The relationship between the magic number ‘150’ and boundaries is more of a metaphor. We know we need social relationships to thrive, but we also know we need boundaries to flourish. Having boundaries, or keeping yourself from going past your threshold of what you can handle (like the hunters and gatherers who stayed at a group of 150), is essential for success and wellbeing.

As previously mentioned, we have dealt with a unique experience during the pandemic, and our bodies and brain have adapted to the changes we made while self-isolating during stay at home orders. It is very likely that our “magic number” of what we can handle and our threshold for social interaction might be lower than it was 2 years ago. 

While it is unclear how long-term these changes in our tolerance will be, we know one thing for certain; we are adaptive beings, and will most likely adapt to or close to what we once could handle before pandemic. In the meantime, we need to work on figuring out our new boundaries, as well as respecting the boundaries of others.

What are some common boundaries you will be faced to examine at the present time? To name just a few:

  • Are you comfortable spending time with people who are unvaccinated?
  • Are you comfortable getting the vaccine?
  • What greeting are you comfortable with?
  • What spaces are you comfortable being in (i.e. outdoors, indoors)?
  • Are there certain friends/family members you want to spend time with or not?

Psychological safety

Determining our boundaries, especially with coworkers, will be a collective challenge we will all face in the near future. How can employers and companies create an environment where re-setting boundaries is accepted, respected and an open conversation among coworkers? Fostering an environment of psychological safety is critical.

Psychological safety refers to a climate where all individuals feel comfortable expressing themselves, without fear of judgment or backlash. When we do not feel comfortable and fear being judged, we are less likely to ask for help or set boundaries when we need to. This can lead to a decrease in overall well-being, and even increase the likelihood of burnout.  

In short, we work best when we work together. Learning to work together in the near future will also mean learning each other’s boundaries and comfort levels. It is through connection that we can build psychological safety in the workplace. Here is a short and incomplete list of ways to start helping your team and employees feel comfortable expressing themselves when returning to the office:

  1. Ask for feedback and ideas about safe ways to return to the workplace
    1. There is no way to find out what is working and not working for individuals if it is not openly discussed
  2. Be open and respectful to different opinions
    1. Everyone is a valuable member of the team, meaning that everyone’s voice is important. Make an effort to not judge and understand that others feelings are valid.
  3. Take time to really listen, be present and engaged
    1. When other people receive nonverbal cues that others are listening to them, they feel respected and will feel more comfortable being open and honest.
  4. Create a system that works for everyone
    1. Some creative ideas have worked in some workplaces, such as using color coded wristbands that indicate whether someone is comfortable with a hug, handshake or neither.

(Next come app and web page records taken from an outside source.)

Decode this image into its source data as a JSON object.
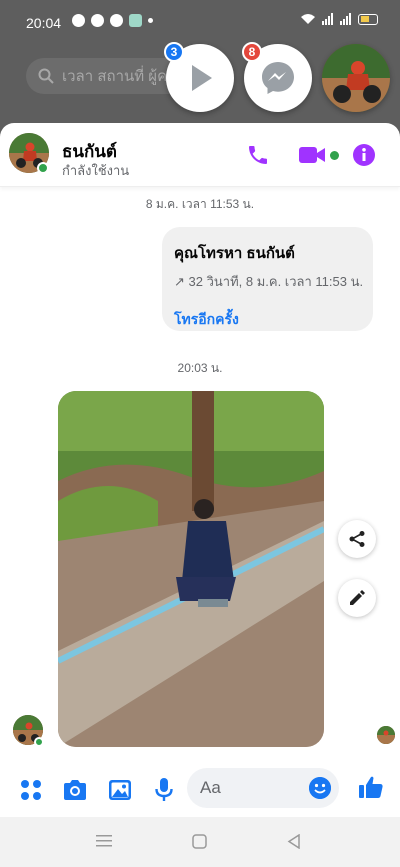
{
  "status_bar": {
    "time": "20:04"
  },
  "background": {
    "search_placeholder": "เวลา สถานที่ ผู้ค"
  },
  "chat_heads": [
    {
      "badge": "3",
      "icon": "play-icon",
      "color": "#1877f2"
    },
    {
      "badge": "8",
      "icon": "messenger-icon",
      "color": "#e4473c"
    },
    {
      "icon": "avatar-photo"
    }
  ],
  "header": {
    "name": "ธนกันต์",
    "status": "กำลังใช้งาน",
    "accent": "#a033ff"
  },
  "messages": {
    "timestamp1": "8 ม.ค. เวลา 11:53 น.",
    "call": {
      "title": "คุณโทรหา ธนกันต์",
      "detail": "↗ 32 วินาที, 8 ม.ค. เวลา 11:53 น.",
      "action": "โทรอีกครั้ง"
    },
    "timestamp2": "20:03 น."
  },
  "composer": {
    "placeholder": "Aa",
    "accent": "#1877f2"
  }
}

In summary, setting new boundaries will be essential to adapting to life after the pandemic and protecting our mental health. There are ways to help ourselves and others around us feel comfortable and accepted, regardless of what we are comfortable with. 


Written by Jaclyn Gordon